## EXERCISE PROMPT
Line filter on the word "title": copy each matching line from the entries.

Dataset rows describing interfaces:
* * * *

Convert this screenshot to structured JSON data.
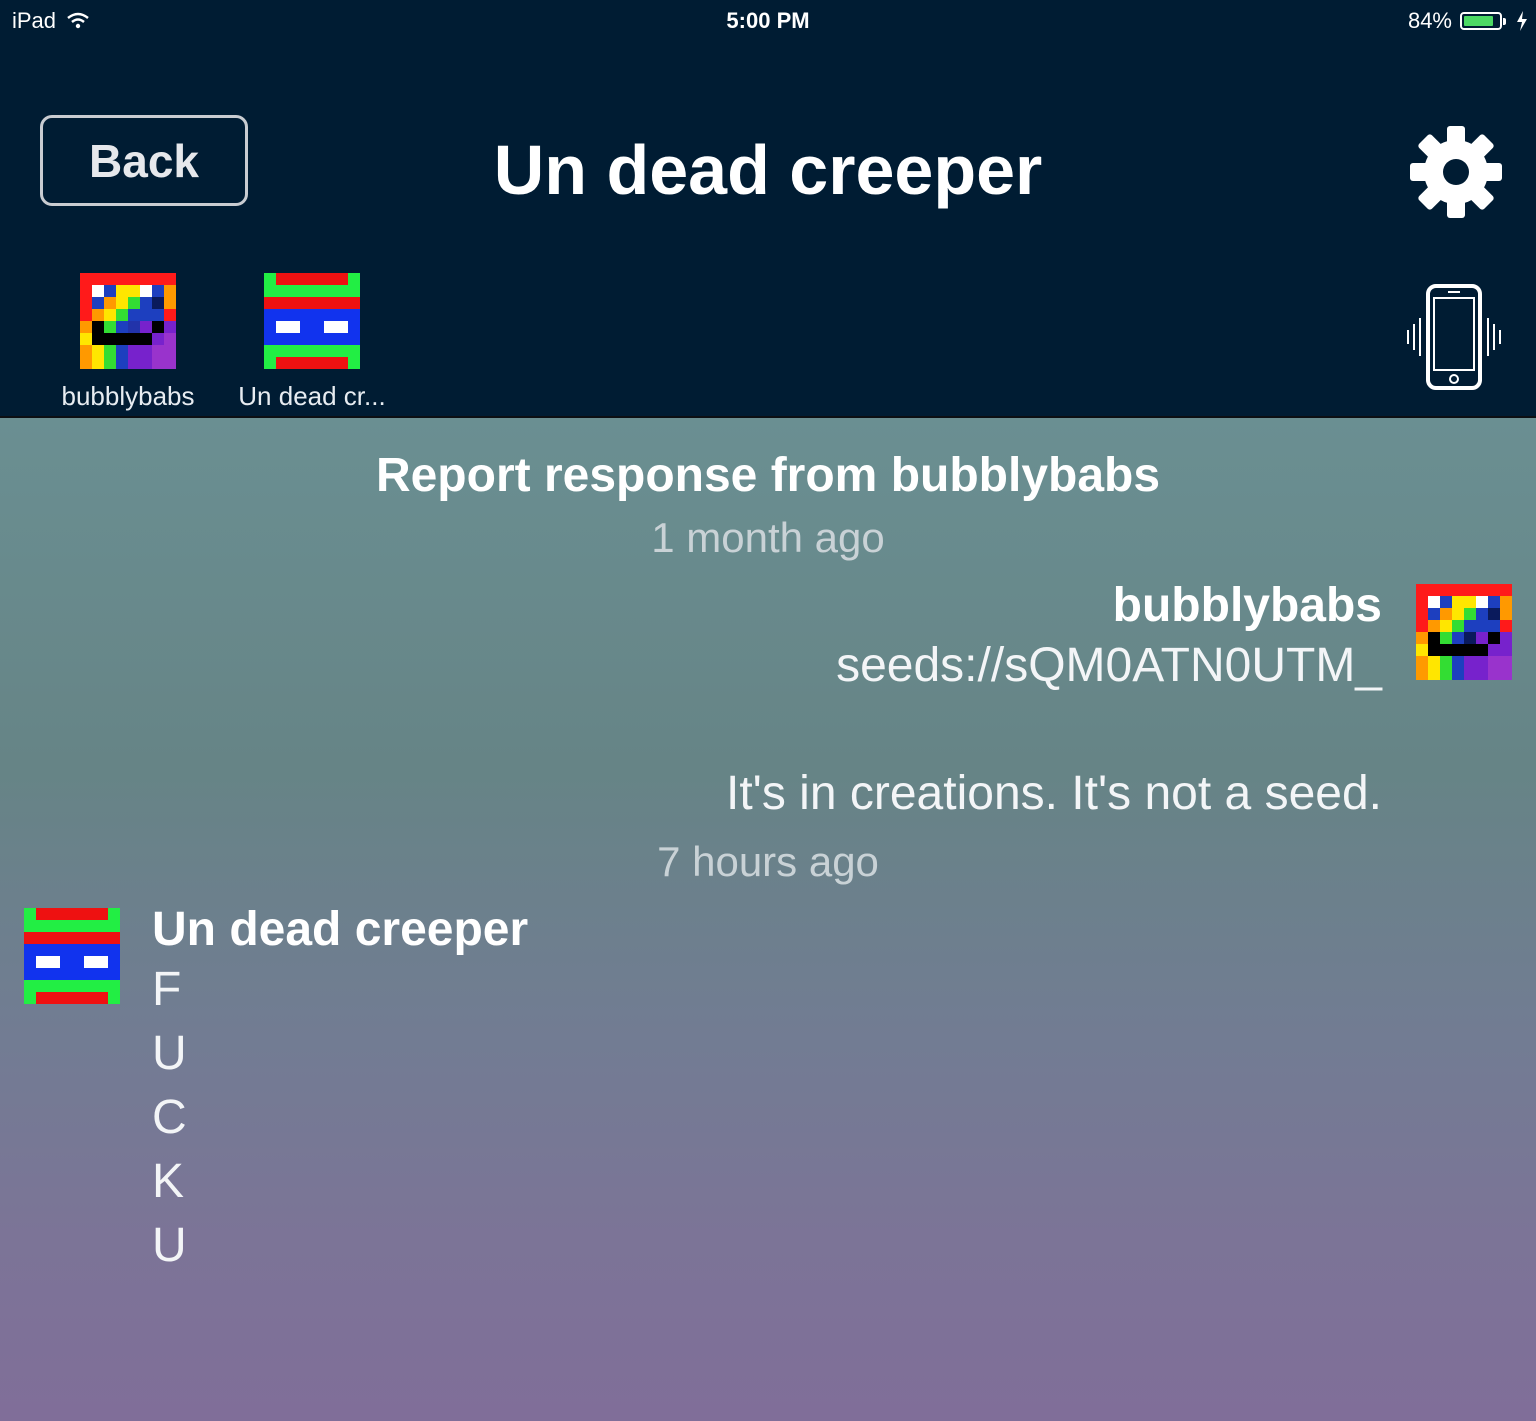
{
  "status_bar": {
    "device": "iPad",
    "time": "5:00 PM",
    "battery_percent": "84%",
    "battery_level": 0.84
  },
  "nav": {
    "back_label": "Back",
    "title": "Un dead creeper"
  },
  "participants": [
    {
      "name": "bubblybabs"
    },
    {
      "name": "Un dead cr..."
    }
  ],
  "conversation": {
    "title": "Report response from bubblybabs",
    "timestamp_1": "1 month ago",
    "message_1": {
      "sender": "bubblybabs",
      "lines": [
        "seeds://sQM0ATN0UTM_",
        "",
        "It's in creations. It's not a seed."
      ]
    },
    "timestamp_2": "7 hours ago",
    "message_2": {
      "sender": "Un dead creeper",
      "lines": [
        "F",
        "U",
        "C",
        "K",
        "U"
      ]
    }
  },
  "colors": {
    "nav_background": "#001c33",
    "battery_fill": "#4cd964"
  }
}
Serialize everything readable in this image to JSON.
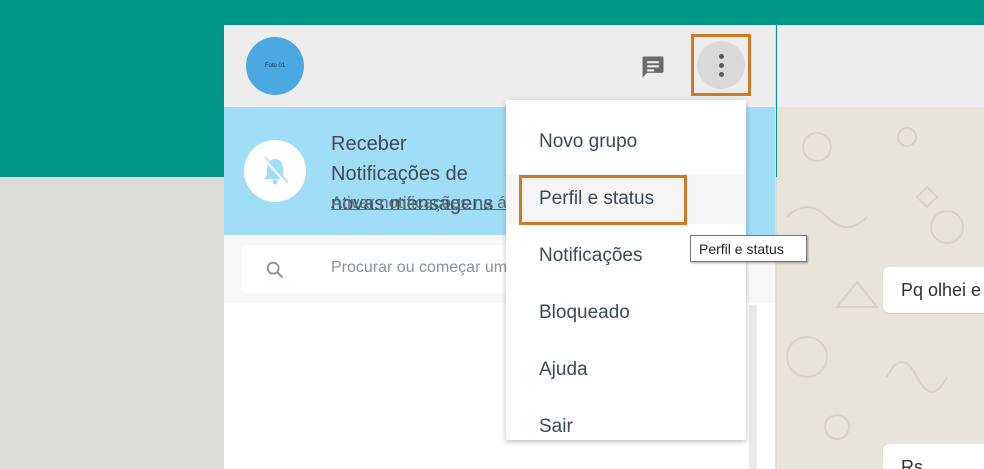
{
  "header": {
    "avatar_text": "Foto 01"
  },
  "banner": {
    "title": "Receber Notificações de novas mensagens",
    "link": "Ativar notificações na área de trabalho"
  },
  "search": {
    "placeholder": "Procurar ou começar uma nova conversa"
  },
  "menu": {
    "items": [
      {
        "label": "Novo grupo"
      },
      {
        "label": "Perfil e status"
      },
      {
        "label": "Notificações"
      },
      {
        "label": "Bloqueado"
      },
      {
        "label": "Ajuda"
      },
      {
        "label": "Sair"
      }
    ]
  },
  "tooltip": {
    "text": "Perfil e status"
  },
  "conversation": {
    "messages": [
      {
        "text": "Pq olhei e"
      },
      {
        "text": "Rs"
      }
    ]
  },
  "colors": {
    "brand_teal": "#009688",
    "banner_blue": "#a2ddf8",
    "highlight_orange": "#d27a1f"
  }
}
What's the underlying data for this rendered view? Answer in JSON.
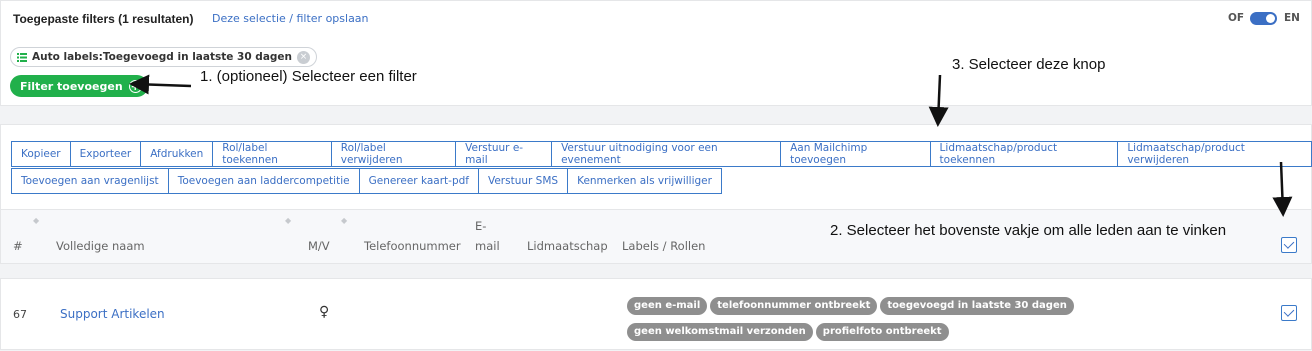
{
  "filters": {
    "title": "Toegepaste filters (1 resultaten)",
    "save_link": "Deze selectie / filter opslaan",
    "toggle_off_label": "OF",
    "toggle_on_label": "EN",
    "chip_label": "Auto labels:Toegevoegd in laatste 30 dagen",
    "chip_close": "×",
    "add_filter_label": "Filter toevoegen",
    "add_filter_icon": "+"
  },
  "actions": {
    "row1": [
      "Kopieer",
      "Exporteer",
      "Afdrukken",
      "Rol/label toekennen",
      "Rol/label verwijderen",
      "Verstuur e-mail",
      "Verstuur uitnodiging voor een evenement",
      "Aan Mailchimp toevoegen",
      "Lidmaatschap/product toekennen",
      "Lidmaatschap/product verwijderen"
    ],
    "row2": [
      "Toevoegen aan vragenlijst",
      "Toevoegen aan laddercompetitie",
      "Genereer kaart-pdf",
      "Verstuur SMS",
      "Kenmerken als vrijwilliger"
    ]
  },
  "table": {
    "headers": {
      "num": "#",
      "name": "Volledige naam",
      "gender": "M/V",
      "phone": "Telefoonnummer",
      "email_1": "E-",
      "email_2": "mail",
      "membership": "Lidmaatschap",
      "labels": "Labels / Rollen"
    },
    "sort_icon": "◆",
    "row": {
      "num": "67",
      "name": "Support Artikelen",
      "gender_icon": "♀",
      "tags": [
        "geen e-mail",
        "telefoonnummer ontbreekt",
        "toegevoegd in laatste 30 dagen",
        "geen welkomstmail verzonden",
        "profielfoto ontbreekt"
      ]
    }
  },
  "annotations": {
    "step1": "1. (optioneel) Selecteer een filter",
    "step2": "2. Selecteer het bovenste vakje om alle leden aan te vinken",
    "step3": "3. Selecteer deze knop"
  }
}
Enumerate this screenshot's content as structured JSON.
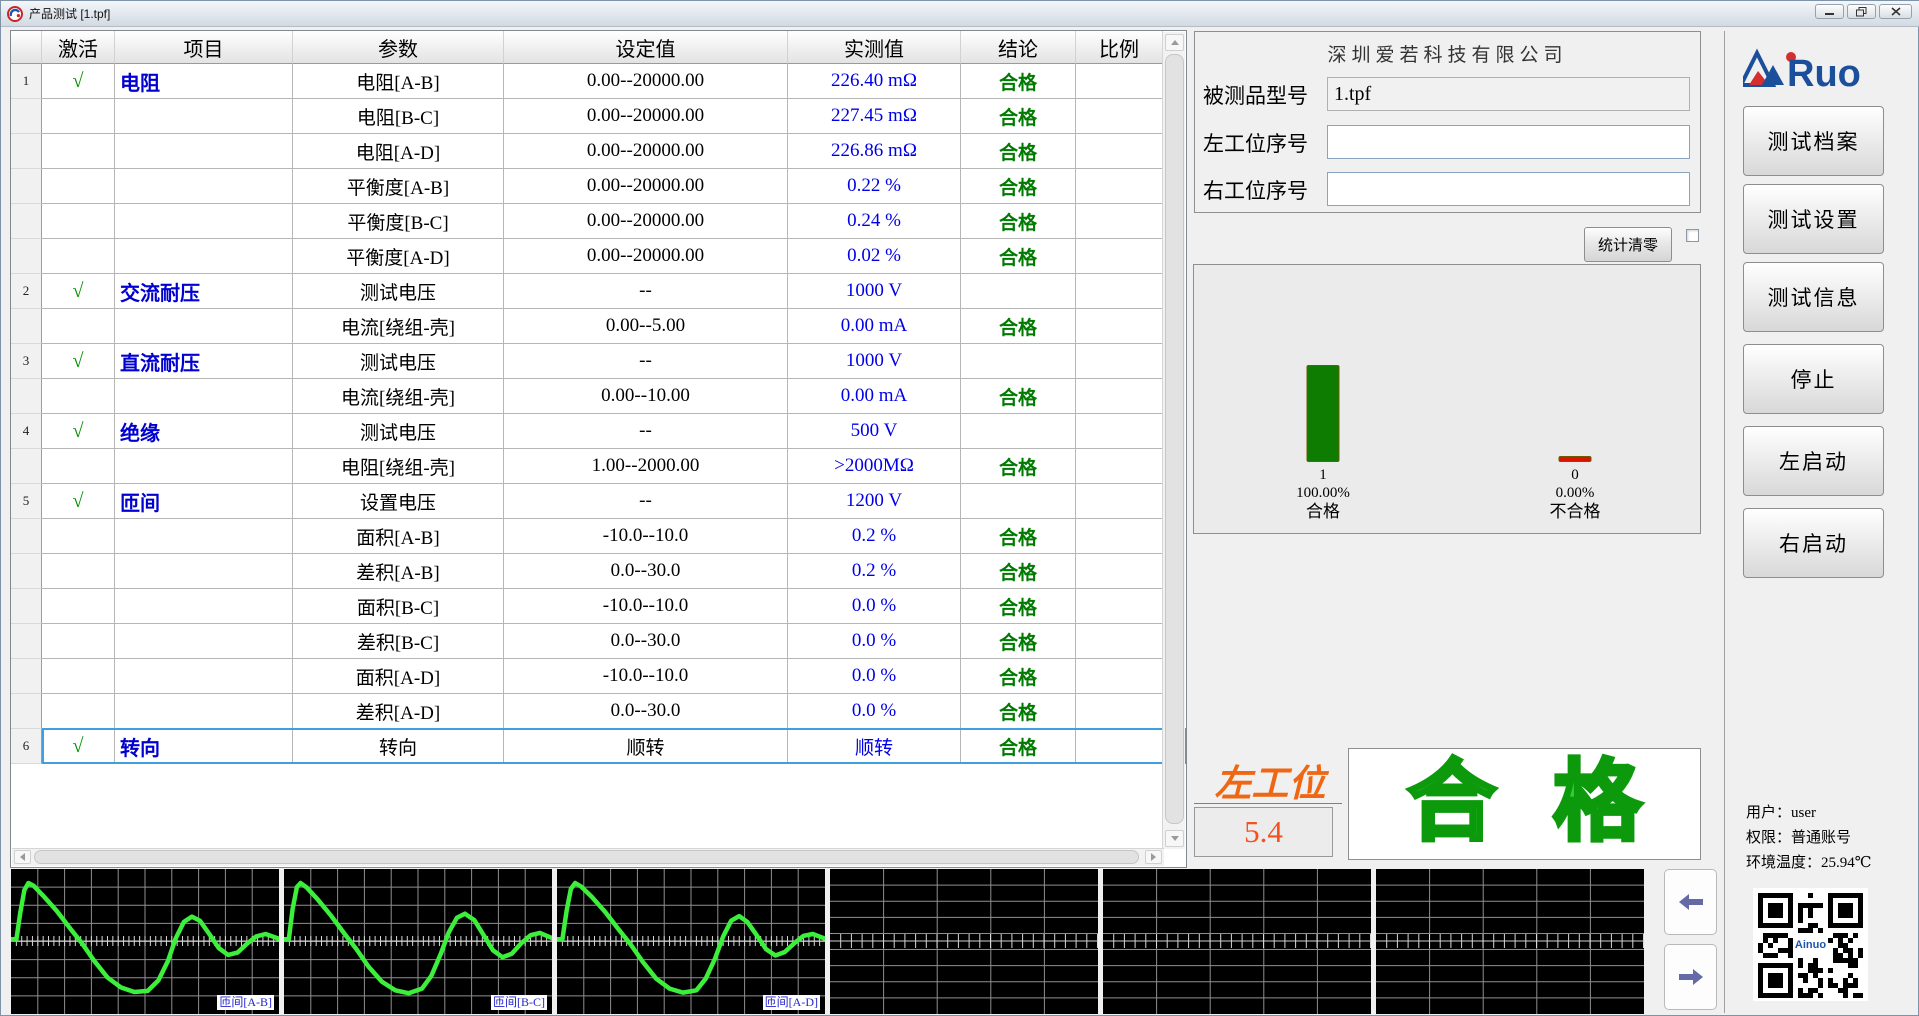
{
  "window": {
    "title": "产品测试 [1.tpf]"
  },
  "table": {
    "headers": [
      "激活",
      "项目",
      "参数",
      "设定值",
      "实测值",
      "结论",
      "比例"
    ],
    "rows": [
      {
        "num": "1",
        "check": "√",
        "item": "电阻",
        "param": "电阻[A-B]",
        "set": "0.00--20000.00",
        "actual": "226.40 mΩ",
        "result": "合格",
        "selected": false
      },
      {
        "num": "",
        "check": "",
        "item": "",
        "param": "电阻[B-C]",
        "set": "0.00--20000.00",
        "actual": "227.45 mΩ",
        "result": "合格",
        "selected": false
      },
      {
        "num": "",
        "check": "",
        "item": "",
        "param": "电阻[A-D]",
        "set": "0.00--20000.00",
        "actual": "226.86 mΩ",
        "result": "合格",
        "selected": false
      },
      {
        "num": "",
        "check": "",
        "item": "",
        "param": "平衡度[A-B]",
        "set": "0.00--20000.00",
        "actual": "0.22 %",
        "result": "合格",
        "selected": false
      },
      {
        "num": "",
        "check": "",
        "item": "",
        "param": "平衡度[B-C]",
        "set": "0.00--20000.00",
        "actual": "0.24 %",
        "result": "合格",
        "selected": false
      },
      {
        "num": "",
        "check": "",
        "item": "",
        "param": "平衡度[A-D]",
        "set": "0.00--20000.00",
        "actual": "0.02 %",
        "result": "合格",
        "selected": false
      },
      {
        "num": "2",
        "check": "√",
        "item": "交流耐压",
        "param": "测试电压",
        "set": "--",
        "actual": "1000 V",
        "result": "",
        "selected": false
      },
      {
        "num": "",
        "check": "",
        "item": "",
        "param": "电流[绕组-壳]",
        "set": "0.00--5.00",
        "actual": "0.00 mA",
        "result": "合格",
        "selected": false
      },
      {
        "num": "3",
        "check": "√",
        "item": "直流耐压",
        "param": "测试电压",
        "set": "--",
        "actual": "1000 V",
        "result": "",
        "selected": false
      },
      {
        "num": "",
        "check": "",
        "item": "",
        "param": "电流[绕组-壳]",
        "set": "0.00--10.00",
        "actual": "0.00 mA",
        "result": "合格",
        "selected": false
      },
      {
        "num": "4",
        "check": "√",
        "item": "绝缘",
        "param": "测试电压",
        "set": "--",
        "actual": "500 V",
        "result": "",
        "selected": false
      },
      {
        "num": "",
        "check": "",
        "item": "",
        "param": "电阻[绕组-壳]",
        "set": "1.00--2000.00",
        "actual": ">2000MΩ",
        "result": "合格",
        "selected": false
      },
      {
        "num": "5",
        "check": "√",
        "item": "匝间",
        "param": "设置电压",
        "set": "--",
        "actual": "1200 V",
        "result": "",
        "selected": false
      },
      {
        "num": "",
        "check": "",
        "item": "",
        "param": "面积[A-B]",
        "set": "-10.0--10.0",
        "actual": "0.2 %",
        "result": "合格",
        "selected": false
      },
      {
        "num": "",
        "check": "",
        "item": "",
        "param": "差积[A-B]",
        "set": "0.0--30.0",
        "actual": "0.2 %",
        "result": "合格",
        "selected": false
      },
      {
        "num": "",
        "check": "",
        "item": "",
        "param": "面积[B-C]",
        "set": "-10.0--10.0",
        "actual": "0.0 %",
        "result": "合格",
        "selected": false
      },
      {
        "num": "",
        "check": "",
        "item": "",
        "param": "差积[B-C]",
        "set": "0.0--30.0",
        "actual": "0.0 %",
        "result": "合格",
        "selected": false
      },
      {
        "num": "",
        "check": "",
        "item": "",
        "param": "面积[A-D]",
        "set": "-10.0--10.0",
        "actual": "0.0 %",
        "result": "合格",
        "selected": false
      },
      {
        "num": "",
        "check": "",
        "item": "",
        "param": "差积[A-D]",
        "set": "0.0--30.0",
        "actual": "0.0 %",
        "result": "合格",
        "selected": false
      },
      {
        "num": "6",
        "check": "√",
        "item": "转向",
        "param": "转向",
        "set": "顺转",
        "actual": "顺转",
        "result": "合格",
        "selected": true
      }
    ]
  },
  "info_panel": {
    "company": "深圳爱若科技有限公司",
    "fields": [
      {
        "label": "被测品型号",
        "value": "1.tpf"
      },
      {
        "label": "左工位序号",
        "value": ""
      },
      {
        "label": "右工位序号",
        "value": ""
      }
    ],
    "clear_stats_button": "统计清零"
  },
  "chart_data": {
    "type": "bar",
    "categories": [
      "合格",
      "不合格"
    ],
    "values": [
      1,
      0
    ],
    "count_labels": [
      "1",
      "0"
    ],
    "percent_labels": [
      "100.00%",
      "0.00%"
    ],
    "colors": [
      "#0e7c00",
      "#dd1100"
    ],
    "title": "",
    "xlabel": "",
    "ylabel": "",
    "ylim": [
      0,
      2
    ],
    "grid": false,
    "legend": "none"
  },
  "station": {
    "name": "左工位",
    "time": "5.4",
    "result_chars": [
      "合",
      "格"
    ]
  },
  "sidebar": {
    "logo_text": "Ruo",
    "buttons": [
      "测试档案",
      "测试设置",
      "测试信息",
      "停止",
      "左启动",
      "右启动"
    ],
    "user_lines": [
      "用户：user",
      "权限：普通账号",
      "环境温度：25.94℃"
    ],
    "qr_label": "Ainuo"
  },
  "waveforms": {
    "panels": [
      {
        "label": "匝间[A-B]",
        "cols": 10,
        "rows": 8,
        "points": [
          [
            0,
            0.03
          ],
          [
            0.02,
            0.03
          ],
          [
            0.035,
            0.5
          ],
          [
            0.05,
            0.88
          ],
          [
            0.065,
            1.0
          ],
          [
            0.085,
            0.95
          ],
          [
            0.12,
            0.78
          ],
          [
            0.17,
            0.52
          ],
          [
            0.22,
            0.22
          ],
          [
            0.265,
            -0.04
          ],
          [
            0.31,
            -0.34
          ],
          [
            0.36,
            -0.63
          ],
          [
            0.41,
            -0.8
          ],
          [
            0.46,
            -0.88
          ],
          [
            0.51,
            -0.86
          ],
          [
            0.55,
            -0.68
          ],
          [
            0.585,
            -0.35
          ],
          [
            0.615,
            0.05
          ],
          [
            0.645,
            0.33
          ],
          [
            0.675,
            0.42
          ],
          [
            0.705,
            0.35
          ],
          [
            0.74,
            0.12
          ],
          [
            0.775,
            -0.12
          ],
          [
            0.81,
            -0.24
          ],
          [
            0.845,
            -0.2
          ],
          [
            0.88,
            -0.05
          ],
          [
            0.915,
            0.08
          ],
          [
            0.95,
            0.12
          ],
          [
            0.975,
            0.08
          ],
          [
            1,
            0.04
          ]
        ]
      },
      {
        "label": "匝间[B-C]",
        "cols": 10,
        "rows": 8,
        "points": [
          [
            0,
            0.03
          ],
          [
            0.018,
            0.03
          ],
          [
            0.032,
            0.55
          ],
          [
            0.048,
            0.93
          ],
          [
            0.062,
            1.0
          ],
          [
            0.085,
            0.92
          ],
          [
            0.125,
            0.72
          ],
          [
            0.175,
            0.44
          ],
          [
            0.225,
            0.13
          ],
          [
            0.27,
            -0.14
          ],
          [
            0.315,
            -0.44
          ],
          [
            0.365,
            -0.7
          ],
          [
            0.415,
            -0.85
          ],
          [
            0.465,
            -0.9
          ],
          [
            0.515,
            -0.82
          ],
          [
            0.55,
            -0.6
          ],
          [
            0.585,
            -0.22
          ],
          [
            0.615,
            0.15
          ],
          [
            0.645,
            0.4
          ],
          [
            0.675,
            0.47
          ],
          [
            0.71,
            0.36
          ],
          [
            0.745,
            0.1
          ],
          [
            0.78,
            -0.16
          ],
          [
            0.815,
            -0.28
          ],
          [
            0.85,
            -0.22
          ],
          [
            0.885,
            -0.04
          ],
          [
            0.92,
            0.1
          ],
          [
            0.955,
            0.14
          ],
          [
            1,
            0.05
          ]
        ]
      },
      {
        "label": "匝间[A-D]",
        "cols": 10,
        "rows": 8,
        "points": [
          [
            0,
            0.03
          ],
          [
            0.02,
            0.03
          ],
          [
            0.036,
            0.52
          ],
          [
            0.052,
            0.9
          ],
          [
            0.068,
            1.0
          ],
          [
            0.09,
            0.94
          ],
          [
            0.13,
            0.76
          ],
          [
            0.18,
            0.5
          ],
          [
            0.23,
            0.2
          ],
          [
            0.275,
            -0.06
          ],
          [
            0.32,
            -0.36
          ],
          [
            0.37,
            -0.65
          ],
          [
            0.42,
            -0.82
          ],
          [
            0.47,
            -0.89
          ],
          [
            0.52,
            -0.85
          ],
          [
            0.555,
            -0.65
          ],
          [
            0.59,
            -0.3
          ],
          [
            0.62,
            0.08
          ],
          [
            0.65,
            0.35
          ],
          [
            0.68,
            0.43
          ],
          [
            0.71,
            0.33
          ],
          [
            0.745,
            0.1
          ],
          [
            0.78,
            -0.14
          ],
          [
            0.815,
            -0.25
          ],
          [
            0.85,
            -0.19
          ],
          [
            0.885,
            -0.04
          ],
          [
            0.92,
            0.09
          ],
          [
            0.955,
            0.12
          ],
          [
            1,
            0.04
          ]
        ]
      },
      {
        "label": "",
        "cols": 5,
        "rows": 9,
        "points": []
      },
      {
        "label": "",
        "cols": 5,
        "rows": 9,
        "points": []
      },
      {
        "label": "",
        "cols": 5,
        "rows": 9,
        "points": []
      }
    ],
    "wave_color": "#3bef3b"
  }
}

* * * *

## TASK SOLUTION
    "title": "Un dead creeper"
    "title": "Report response from bubblybabs",
    "title": "Receber Notificações de novas mensagens",
    "title": "Toegepaste filters (1 resultaten)",
    "title": "产品测试 [1.tpf]"
    "title": "",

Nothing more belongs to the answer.